  10. 10.
    Bergqvist, R., Turesson, M., Weddmark, A.: Sulphur emission control areas and transport strategies-the case of Sweden and the forest industry. Eur. Transp. Res. Rev. 7(2), 10 (2015)CrossRefGoogle Scholar
  11. 11.
    Hämäläinen, E., Hilmola, O.P., Prause, G., Tolli, A.: Forecasting maritime logistics costs – Will the low oil price remain? In: Serry, A., Lévêque, L. (eds.) Le transport maritime à courte distance (Short-Sea Shipping), Devport 2016 Conference, pp. 19–34. EMS Geodif, Le Havre, France (2016)Google Scholar
  12. 12.
    Herbst, A.F.: Capital Asset Investment: Strategy, Tactics and Tools. Wiley, New York (2003)Google Scholar
  13. 13.
    Hull, J., White, A.: Incorporating volatility updating into the historical simulation method for value-at-risk. J. Risk 1(1), 5–19 (1998)CrossRefGoogle Scholar
  14. 14.
    Angelidis, T., Skiadopoulos, G.: Measuring the market risk of freight rates: a value-at-risk approach. Int. J. Theor. Appl. Finan. 11(05), 447–469 (2008)CrossRefGoogle Scholar
  15. 15.
    Dowd, K.: Measuring Market Risk. Wiley, Hoboken (2007)Google Scholar
  16. 16.
    Jorion, P.: Value at Risk (2000)Google Scholar
  17. 17.
    Baker, H.K., Haslem, J.A.: The impact of investor socioeconomic characteristics on risk and return preferences. J. Bus. Res. 2(4), 469–476 (1974)CrossRefGoogle Scholar
  18. 18.
    Farid, J.A.: Risk Frameworks and Applications. Alchemy Technologies (2010)Google Scholar
  19. 19.
    Hendricks, D.: Evaluation of Value-At-Risk Models Using Historical Data (1996)Google Scholar

Copyright information

© Springer International Publishing AG 2018

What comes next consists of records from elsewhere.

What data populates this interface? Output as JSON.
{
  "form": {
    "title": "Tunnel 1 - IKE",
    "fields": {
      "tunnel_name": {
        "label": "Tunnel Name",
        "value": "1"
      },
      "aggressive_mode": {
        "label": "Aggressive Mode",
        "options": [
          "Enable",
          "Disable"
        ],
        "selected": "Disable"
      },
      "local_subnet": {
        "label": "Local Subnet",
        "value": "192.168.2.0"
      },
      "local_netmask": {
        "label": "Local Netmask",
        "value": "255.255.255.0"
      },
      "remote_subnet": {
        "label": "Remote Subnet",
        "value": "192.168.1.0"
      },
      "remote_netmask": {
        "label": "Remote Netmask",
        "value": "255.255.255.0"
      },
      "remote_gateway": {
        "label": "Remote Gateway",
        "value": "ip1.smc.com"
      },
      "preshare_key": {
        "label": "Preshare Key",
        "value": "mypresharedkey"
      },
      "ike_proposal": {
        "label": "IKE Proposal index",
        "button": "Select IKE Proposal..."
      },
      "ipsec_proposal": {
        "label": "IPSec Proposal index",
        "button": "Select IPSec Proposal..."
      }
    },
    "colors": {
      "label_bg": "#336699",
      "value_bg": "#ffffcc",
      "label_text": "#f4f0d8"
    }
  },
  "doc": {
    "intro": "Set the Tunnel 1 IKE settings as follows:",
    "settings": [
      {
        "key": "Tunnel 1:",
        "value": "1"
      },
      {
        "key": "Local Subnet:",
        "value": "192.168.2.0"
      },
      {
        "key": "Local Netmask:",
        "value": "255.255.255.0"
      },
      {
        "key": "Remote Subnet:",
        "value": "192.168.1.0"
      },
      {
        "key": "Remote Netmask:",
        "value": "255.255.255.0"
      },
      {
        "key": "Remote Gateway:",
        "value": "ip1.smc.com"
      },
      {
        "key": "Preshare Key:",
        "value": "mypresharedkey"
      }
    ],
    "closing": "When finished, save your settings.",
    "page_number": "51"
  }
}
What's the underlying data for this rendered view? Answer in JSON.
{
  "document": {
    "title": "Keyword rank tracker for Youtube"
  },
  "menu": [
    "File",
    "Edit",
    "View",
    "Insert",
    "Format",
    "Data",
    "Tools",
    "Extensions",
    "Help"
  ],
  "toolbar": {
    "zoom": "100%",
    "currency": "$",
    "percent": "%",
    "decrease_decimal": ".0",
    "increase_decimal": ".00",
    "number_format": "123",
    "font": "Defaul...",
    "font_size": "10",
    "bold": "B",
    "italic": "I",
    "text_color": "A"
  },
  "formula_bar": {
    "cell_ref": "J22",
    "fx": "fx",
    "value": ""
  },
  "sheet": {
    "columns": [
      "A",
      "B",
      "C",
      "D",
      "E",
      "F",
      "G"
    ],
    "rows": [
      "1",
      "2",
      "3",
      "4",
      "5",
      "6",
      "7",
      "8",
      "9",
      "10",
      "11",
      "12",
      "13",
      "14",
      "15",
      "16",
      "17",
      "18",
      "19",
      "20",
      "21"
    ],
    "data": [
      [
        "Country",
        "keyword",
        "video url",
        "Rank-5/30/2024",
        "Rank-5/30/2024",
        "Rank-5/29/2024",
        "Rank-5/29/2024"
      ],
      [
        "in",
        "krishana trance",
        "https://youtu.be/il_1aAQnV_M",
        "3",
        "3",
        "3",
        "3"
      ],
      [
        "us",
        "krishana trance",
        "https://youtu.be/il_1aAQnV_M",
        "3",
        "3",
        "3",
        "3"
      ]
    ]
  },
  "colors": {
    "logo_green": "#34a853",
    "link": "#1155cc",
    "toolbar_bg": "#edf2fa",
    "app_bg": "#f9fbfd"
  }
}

Authors and Affiliations

  1. 1.School of Business and GovernanceTallinn University of TechnologyTallinnEstonia

Personalised recommendations